But, where my love shines for me often lately has been at Church.  A few incidents that have occurred have, in retrospect, wakened me up to a reality that I do not yet understand.

Before Easter, one week, we were seated behind a couple much younger than us, and the woman was in a great deal of physical discomfort.  She had a cushion to help her sit up straighter.  At the end of mass, she was sitting, not standing, and she commented to me that I had a beautiful singing voice.  It takes no humility, real or false, for me to note that that was not really true, but something had caught her attention.  We spoke with her for a few minutes, and she shared about a number of accidents (3 at least) that had happened to her over the last several years, that have seriously physically disabled her.  Yet, she had this most beautiful smile, which came from her faith.  Her smile reminded me of the love of my life, who stood beside me at this time.  I asked her if we could pray with her, and she eagerly agreed.  I boldly prayed for her, as my Dear Wife quietly prayed as well.
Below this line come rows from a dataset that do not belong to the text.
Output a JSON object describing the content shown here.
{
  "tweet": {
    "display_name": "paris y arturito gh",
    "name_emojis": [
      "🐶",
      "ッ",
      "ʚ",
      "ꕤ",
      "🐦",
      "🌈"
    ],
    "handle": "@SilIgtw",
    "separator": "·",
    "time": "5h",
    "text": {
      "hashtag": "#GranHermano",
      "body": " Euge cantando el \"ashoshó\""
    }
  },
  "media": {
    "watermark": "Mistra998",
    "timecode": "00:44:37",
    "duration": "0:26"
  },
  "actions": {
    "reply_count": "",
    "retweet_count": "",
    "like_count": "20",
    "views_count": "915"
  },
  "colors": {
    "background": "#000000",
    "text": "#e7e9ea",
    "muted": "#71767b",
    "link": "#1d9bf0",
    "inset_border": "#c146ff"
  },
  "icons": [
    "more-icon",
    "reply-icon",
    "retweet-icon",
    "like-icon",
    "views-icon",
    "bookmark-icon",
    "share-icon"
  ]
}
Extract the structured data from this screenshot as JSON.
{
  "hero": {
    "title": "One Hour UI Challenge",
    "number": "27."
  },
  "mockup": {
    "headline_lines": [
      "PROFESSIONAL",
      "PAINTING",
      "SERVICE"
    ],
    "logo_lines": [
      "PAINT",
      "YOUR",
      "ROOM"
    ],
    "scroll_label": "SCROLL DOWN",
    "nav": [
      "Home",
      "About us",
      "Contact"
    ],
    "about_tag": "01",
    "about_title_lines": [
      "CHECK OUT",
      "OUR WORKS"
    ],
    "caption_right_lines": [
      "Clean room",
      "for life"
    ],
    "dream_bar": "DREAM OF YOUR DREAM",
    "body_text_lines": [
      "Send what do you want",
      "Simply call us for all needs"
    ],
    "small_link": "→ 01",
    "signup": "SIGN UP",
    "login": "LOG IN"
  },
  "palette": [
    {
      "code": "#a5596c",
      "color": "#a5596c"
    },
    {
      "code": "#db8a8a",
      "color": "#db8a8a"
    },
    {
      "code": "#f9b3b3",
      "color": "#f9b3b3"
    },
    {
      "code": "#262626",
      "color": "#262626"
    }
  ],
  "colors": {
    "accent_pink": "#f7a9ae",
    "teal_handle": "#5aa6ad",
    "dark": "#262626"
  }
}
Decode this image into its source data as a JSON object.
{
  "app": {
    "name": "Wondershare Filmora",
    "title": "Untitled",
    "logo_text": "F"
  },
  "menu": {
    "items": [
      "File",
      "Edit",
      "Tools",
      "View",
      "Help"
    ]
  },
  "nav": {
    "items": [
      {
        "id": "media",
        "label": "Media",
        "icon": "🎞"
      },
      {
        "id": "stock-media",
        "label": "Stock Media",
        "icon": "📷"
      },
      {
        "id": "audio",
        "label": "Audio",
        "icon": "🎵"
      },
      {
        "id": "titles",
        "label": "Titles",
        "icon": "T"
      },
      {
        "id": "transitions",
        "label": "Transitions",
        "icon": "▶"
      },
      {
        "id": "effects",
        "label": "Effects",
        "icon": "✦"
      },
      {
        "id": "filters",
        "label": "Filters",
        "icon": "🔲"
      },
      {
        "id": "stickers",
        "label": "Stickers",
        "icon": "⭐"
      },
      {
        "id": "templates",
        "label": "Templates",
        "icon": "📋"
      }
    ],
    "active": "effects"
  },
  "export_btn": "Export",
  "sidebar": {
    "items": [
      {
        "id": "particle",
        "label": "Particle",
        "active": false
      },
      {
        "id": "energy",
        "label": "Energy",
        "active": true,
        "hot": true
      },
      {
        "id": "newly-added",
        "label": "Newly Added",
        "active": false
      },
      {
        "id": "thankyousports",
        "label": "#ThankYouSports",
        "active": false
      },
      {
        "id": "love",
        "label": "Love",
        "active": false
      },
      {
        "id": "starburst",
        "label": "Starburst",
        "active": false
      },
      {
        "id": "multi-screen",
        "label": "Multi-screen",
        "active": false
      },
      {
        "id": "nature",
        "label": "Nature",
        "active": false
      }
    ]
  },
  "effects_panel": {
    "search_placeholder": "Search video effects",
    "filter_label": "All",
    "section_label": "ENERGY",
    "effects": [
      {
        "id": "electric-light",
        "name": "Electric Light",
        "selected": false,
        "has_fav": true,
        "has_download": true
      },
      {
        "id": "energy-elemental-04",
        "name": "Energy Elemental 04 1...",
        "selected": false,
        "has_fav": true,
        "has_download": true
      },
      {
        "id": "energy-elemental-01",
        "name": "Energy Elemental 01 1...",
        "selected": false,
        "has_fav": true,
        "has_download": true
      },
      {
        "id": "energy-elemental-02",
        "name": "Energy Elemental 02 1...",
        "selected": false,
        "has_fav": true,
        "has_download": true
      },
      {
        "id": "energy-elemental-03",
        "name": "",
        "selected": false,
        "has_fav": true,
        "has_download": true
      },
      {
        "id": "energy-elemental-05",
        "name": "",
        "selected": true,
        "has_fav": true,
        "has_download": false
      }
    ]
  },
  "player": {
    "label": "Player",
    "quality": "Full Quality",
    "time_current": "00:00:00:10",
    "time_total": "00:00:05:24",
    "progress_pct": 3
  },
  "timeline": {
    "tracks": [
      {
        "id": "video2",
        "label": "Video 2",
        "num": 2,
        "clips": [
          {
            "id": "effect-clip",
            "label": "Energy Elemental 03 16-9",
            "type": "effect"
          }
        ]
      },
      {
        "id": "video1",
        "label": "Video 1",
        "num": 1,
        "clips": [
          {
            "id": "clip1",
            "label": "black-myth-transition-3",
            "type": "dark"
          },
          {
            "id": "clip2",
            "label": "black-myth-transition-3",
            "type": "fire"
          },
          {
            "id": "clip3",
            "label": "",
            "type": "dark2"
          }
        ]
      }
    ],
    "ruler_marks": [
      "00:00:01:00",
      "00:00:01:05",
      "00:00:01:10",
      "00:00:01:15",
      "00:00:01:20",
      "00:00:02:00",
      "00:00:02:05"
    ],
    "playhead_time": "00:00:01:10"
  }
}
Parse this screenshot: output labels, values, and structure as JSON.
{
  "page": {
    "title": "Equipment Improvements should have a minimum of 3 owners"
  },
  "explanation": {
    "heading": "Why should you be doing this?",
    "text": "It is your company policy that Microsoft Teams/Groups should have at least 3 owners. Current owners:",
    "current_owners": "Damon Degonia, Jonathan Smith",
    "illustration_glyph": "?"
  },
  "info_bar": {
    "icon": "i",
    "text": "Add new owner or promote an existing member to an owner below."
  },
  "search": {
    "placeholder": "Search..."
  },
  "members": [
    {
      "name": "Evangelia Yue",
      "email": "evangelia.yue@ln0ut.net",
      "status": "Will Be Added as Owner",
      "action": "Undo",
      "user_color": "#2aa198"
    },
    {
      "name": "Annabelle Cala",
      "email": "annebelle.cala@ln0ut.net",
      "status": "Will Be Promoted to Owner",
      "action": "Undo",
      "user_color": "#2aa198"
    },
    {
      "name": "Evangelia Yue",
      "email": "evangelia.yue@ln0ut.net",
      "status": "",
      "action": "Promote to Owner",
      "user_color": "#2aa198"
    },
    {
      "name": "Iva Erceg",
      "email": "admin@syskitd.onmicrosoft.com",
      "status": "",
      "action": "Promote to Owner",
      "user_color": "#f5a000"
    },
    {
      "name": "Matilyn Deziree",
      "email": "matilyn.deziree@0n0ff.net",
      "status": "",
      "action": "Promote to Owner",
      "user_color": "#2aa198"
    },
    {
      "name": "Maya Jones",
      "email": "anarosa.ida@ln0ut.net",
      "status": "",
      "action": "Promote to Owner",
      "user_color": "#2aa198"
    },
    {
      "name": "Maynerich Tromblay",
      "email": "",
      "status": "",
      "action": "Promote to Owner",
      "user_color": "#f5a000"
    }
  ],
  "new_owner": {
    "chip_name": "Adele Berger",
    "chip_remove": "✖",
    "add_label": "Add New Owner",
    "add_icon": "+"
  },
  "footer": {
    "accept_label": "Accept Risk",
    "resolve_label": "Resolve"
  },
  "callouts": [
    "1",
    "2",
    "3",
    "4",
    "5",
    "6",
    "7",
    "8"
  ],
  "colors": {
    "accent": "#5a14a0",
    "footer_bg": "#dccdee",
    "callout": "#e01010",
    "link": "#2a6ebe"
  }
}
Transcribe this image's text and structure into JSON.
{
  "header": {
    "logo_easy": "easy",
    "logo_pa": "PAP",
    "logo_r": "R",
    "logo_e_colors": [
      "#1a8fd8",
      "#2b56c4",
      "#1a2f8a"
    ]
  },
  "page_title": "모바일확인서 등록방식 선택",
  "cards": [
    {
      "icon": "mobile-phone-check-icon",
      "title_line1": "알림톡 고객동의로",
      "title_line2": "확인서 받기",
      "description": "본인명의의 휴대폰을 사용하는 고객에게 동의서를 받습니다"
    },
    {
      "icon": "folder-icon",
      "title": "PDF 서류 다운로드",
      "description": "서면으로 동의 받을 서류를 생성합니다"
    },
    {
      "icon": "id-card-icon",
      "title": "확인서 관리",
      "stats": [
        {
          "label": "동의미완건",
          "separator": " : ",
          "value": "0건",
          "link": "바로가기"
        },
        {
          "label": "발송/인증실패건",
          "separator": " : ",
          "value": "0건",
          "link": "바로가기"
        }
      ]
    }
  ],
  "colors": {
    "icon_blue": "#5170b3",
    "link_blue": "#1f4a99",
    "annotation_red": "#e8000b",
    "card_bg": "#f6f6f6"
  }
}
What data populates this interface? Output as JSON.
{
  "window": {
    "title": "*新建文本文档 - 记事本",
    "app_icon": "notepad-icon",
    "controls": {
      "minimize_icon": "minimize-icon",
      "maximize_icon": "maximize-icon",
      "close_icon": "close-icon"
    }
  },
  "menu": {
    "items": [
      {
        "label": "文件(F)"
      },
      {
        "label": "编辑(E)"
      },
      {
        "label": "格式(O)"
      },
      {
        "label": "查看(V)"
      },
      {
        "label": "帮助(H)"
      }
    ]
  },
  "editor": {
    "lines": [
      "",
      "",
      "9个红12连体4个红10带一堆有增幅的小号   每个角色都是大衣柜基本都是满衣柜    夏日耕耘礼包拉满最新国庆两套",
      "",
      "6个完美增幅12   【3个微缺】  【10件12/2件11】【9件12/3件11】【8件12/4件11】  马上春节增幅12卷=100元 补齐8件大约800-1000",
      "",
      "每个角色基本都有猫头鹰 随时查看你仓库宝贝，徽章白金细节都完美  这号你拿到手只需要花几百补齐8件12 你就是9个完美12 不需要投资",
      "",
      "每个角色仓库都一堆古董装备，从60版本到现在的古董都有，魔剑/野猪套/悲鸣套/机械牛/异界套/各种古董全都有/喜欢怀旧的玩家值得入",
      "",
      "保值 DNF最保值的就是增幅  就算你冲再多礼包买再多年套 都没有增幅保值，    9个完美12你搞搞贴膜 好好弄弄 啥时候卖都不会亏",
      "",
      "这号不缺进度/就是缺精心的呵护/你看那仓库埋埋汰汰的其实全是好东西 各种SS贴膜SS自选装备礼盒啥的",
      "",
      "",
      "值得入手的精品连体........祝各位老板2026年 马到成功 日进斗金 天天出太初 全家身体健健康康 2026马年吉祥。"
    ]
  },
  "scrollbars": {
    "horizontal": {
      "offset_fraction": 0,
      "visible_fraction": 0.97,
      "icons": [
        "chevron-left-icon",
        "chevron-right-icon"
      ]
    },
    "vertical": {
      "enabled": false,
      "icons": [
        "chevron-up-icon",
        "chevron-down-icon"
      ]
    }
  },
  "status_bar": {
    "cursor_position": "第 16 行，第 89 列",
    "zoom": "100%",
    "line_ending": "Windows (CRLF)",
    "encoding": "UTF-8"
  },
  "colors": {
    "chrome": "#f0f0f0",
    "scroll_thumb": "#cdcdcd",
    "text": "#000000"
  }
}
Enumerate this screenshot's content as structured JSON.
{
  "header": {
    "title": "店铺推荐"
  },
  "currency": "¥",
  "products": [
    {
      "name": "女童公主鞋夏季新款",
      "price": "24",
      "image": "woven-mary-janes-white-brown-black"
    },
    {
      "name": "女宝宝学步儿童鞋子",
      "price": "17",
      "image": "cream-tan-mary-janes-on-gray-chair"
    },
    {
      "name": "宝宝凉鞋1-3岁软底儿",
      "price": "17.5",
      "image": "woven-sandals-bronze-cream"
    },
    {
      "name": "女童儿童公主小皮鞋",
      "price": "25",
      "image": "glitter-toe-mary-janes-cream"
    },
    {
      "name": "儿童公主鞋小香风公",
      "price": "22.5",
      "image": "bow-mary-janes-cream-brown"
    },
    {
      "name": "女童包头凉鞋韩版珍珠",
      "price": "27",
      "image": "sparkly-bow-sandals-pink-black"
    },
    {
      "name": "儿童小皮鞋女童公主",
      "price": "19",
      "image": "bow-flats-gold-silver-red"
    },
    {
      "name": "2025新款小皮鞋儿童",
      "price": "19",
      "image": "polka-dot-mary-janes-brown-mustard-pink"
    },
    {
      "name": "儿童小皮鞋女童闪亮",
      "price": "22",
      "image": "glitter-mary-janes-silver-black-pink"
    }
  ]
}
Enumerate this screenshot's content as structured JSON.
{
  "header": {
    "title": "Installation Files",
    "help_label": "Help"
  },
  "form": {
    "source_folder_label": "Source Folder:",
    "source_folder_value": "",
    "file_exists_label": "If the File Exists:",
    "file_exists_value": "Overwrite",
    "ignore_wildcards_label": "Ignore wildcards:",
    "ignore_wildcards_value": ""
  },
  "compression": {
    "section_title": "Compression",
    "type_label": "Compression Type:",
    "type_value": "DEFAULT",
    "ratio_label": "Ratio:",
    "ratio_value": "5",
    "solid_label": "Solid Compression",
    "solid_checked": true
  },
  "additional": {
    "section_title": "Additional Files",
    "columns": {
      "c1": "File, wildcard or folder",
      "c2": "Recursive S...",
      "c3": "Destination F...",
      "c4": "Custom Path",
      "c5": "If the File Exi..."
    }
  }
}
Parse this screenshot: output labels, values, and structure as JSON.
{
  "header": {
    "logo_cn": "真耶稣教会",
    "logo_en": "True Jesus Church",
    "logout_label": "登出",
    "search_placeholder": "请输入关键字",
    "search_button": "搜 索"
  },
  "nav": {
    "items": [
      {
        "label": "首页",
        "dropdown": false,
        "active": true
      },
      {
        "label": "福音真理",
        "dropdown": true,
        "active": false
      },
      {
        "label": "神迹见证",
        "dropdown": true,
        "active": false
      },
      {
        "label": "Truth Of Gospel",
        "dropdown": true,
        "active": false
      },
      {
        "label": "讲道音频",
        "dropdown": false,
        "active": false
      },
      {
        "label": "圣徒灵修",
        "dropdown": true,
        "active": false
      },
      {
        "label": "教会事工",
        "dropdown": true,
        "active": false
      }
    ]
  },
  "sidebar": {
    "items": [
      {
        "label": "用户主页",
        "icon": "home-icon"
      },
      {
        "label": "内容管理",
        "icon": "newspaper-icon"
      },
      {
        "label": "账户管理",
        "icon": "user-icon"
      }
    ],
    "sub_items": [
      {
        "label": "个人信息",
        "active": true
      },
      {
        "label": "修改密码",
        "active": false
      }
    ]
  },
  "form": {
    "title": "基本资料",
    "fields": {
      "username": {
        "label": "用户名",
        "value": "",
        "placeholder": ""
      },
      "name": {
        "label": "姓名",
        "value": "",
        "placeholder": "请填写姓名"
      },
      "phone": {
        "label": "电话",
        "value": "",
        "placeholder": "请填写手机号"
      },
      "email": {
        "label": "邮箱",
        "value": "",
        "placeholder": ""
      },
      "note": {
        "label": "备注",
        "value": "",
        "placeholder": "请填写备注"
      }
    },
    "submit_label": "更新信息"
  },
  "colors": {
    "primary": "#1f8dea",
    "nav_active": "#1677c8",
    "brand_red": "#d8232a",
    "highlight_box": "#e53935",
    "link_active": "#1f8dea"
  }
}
By the time we were done this young woman was in tears, as was I.  Clearly, the Lord had moved somehow in this time.  What I did not know until later, was that My Dear Wife had been been led to pray for her throughout the mass, so here was I tagging along on her deal, thinking I was out in left field.  I have looked for this couple each week since, and have not seen them again.  I cannot for certain say that they were in fact real.  I think they were, and I hope to see them sometime, but maybe they weren't.

Our Parish of St. George in London has a monthly breakfast put on by the Knights of Columbus after the Sunday morning masses.  That day we went to the breakfast.  When we go, I know to let My Dear Wife lead the way, and she did.  She seated us with an older couple, who we would never meet or have reason to meet usually, and we had a delightful chat, as she, herself, drew them and their story out.

Today, we went to mass, and I thought during mass that I wanted to take My Dear Wife out for breakfast.  Lo and behold, the Knights were doing breakfast again in the hall, so after mass, we went for that.  Again, my love steered us to a table with a lone couple at it.  There we met a couple, who as we learned from talking to them, were developmentally challenged.  They are probably in their 30's, are married, and love each other very much.  I was taken by how the young woman referred to her husband as her HUSBAND.  There was a respect and reverence to how she said it.  We did not talk about rocket science (good, I don't know anything about it), world politics (good, I have read and heard enough), nor about religion and faith really (I'm okay with that too).  In fact, we did not talk about much at all, just listened to a young woman, who loves life and lives her life to the best of her abilities, and the love of her life, her gentle spirited husband.  We received the time with them as a blessing to us, and it was.

So, putting things into perspective, I am no longer concerned with someone questioning my faith.  Someday, I will meet my maker, and He can question it if He wishes.  For now, I live with a saint, and am determined to make the best of the days we have, not selfishly, but with the intention of making the world a better place before we leave it.

I do not know if a man can be any happier than to spend his days with his soul mate, and enjoy a relationship with another human being that draws him closer to God, and the image of God that is all of us.  It is possible that priests and religious, who take and keep a vow of chastity are able to draw closer to God in that vow.  It is possible that a man who is given the gift of consecrating the Eucharist at mass is able to draw into a relationship with God that is deeper, and more meaningful.  As for me, I have not experienced my faith that way.  I am experiencing it in marriage, and that is fine by me.

So, to my fundamentalist brother, who is certain that we must leave the Catholic Church to find salvation, I say, God be with you.  I know that He is with me.

1 comment:

Lady Janus said...

That was beautifully written, Michael. Lucky girl, your Lady...